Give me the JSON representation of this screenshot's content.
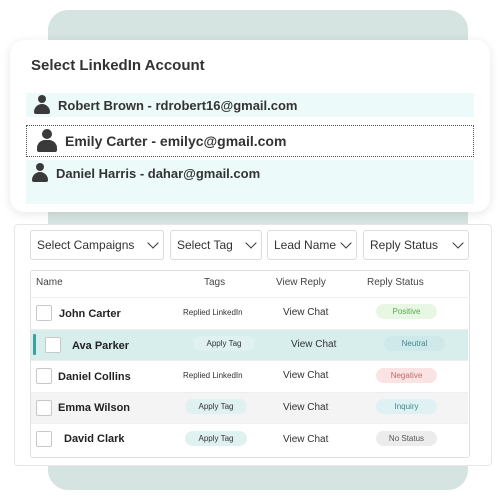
{
  "accounts": {
    "title": "Select LinkedIn Account",
    "items": [
      {
        "label": "Robert Brown - rdrobert16@gmail.com"
      },
      {
        "label": "Emily Carter - emilyc@gmail.com"
      },
      {
        "label": "Daniel Harris - dahar@gmail.com"
      }
    ]
  },
  "filters": [
    {
      "label": "Select Campaigns"
    },
    {
      "label": "Select Tag"
    },
    {
      "label": "Lead Name"
    },
    {
      "label": "Reply Status"
    }
  ],
  "table": {
    "headers": [
      "Name",
      "Tags",
      "View Reply",
      "Reply Status"
    ],
    "rows": [
      {
        "name": "John Carter",
        "tag": "Replied LinkedIn",
        "reply": "View Chat",
        "status": "Positive",
        "status_color": "#e8f7e4",
        "status_text_color": "#5aa552"
      },
      {
        "name": "Ava Parker",
        "tag": "Apply Tag",
        "reply": "View Chat",
        "status": "Neutral",
        "status_color": "#cfe8ea",
        "status_text_color": "#3f8a92"
      },
      {
        "name": "Daniel Collins",
        "tag": "Replied LinkedIn",
        "reply": "View Chat",
        "status": "Negative",
        "status_color": "#fbe3e3",
        "status_text_color": "#c46a6a"
      },
      {
        "name": "Emma Wilson",
        "tag": "Apply Tag",
        "reply": "View Chat",
        "status": "Inquiry",
        "status_color": "#dff1f3",
        "status_text_color": "#3f8a92"
      },
      {
        "name": "David Clark",
        "tag": "Apply Tag",
        "reply": "View Chat",
        "status": "No Status",
        "status_color": "#ececec",
        "status_text_color": "#555555"
      }
    ]
  },
  "icons": {
    "person": "person-icon",
    "chevron": "chevron-down-icon",
    "checkbox": "checkbox"
  },
  "colors": {
    "accent": "#3aa3a0",
    "background_card": "#d5e3e1",
    "account_highlight": "#edfafa"
  }
}
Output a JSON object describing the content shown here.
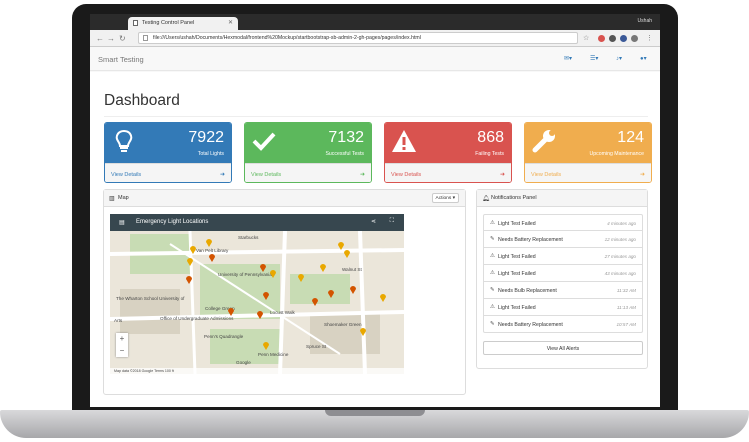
{
  "browser": {
    "tab_title": "Testing Control Panel",
    "user_name": "Ushah",
    "url": "file:///Users/ushah/Documents/Hexmodal/frontend%20Mockup/startbootstrap-sb-admin-2-gh-pages/pages/index.html"
  },
  "app": {
    "brand": "Smart Testing"
  },
  "page": {
    "title": "Dashboard"
  },
  "stats": [
    {
      "value": "7922",
      "label": "Total Lights",
      "link": "View Details",
      "color": "#337ab7",
      "icon": "lightbulb-icon"
    },
    {
      "value": "7132",
      "label": "Successful Tests",
      "link": "View Details",
      "color": "#5cb85c",
      "icon": "check-icon"
    },
    {
      "value": "868",
      "label": "Failing Tests",
      "link": "View Details",
      "color": "#d9534f",
      "icon": "warning-icon"
    },
    {
      "value": "124",
      "label": "Upcoming Maintenance",
      "link": "View Details",
      "color": "#f0ad4e",
      "icon": "wrench-icon"
    }
  ],
  "map_panel": {
    "title": "Map",
    "actions_label": "Actions ▾",
    "map_title": "Emergency Light Locations",
    "credit": "Map data ©2018 Google   Terms   100 ft",
    "labels": [
      "Starbucks",
      "University of Pennsylvania",
      "The Wharton School University of",
      "Office of Undergraduate Admissions",
      "College Green",
      "Penn's Quadrangle",
      "Van Pelt Library",
      "Walnut St",
      "Locust Walk",
      "Spruce St",
      "Shoemaker Green",
      "Google",
      "Penn Medicine",
      "Arts"
    ]
  },
  "notifications": {
    "title": "Notifications Panel",
    "items": [
      {
        "text": "Light Test Failed",
        "time": "4 minutes ago",
        "icon": "warning-icon"
      },
      {
        "text": "Needs Battery Replacement",
        "time": "12 minutes ago",
        "icon": "wrench-icon"
      },
      {
        "text": "Light Test Failed",
        "time": "27 minutes ago",
        "icon": "warning-icon"
      },
      {
        "text": "Light Test Failed",
        "time": "43 minutes ago",
        "icon": "warning-icon"
      },
      {
        "text": "Needs Bulb Replacement",
        "time": "11:32 AM",
        "icon": "wrench-icon"
      },
      {
        "text": "Light Test Failed",
        "time": "11:13 AM",
        "icon": "warning-icon"
      },
      {
        "text": "Needs Battery Replacement",
        "time": "10:57 AM",
        "icon": "wrench-icon"
      }
    ],
    "view_all": "View All Alerts"
  }
}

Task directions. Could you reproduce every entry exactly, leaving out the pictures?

Answer to the problem.
Give me the JSON representation of this screenshot's content.
{
  "accounts": {
    "title": "Select LinkedIn Account",
    "items": [
      {
        "label": "Robert Brown - rdrobert16@gmail.com"
      },
      {
        "label": "Emily Carter - emilyc@gmail.com"
      },
      {
        "label": "Daniel Harris - dahar@gmail.com"
      }
    ]
  },
  "filters": [
    {
      "label": "Select Campaigns"
    },
    {
      "label": "Select Tag"
    },
    {
      "label": "Lead Name"
    },
    {
      "label": "Reply Status"
    }
  ],
  "table": {
    "headers": [
      "Name",
      "Tags",
      "View Reply",
      "Reply Status"
    ],
    "rows": [
      {
        "name": "John Carter",
        "tag": "Replied LinkedIn",
        "reply": "View Chat",
        "status": "Positive",
        "status_color": "#e8f7e4",
        "status_text_color": "#5aa552"
      },
      {
        "name": "Ava Parker",
        "tag": "Apply Tag",
        "reply": "View Chat",
        "status": "Neutral",
        "status_color": "#cfe8ea",
        "status_text_color": "#3f8a92"
      },
      {
        "name": "Daniel Collins",
        "tag": "Replied LinkedIn",
        "reply": "View Chat",
        "status": "Negative",
        "status_color": "#fbe3e3",
        "status_text_color": "#c46a6a"
      },
      {
        "name": "Emma Wilson",
        "tag": "Apply Tag",
        "reply": "View Chat",
        "status": "Inquiry",
        "status_color": "#dff1f3",
        "status_text_color": "#3f8a92"
      },
      {
        "name": "David Clark",
        "tag": "Apply Tag",
        "reply": "View Chat",
        "status": "No Status",
        "status_color": "#ececec",
        "status_text_color": "#555555"
      }
    ]
  },
  "icons": {
    "person": "person-icon",
    "chevron": "chevron-down-icon",
    "checkbox": "checkbox"
  },
  "colors": {
    "accent": "#3aa3a0",
    "background_card": "#d5e3e1",
    "account_highlight": "#edfafa"
  }
}
Output a JSON object describing the content shown here.
{
  "browser": {
    "tab_title": "Testing Control Panel",
    "user_name": "Ushah",
    "url": "file:///Users/ushah/Documents/Hexmodal/frontend%20Mockup/startbootstrap-sb-admin-2-gh-pages/pages/index.html"
  },
  "app": {
    "brand": "Smart Testing"
  },
  "page": {
    "title": "Dashboard"
  },
  "stats": [
    {
      "value": "7922",
      "label": "Total Lights",
      "link": "View Details",
      "color": "#337ab7",
      "icon": "lightbulb-icon"
    },
    {
      "value": "7132",
      "label": "Successful Tests",
      "link": "View Details",
      "color": "#5cb85c",
      "icon": "check-icon"
    },
    {
      "value": "868",
      "label": "Failing Tests",
      "link": "View Details",
      "color": "#d9534f",
      "icon": "warning-icon"
    },
    {
      "value": "124",
      "label": "Upcoming Maintenance",
      "link": "View Details",
      "color": "#f0ad4e",
      "icon": "wrench-icon"
    }
  ],
  "map_panel": {
    "title": "Map",
    "actions_label": "Actions ▾",
    "map_title": "Emergency Light Locations",
    "credit": "Map data ©2018 Google   Terms   100 ft",
    "labels": [
      "Starbucks",
      "University of Pennsylvania",
      "The Wharton School University of",
      "Office of Undergraduate Admissions",
      "College Green",
      "Penn's Quadrangle",
      "Van Pelt Library",
      "Walnut St",
      "Locust Walk",
      "Spruce St",
      "Shoemaker Green",
      "Google",
      "Penn Medicine",
      "Arts"
    ]
  },
  "notifications": {
    "title": "Notifications Panel",
    "items": [
      {
        "text": "Light Test Failed",
        "time": "4 minutes ago",
        "icon": "warning-icon"
      },
      {
        "text": "Needs Battery Replacement",
        "time": "12 minutes ago",
        "icon": "wrench-icon"
      },
      {
        "text": "Light Test Failed",
        "time": "27 minutes ago",
        "icon": "warning-icon"
      },
      {
        "text": "Light Test Failed",
        "time": "43 minutes ago",
        "icon": "warning-icon"
      },
      {
        "text": "Needs Bulb Replacement",
        "time": "11:32 AM",
        "icon": "wrench-icon"
      },
      {
        "text": "Light Test Failed",
        "time": "11:13 AM",
        "icon": "warning-icon"
      },
      {
        "text": "Needs Battery Replacement",
        "time": "10:57 AM",
        "icon": "wrench-icon"
      }
    ],
    "view_all": "View All Alerts"
  }
}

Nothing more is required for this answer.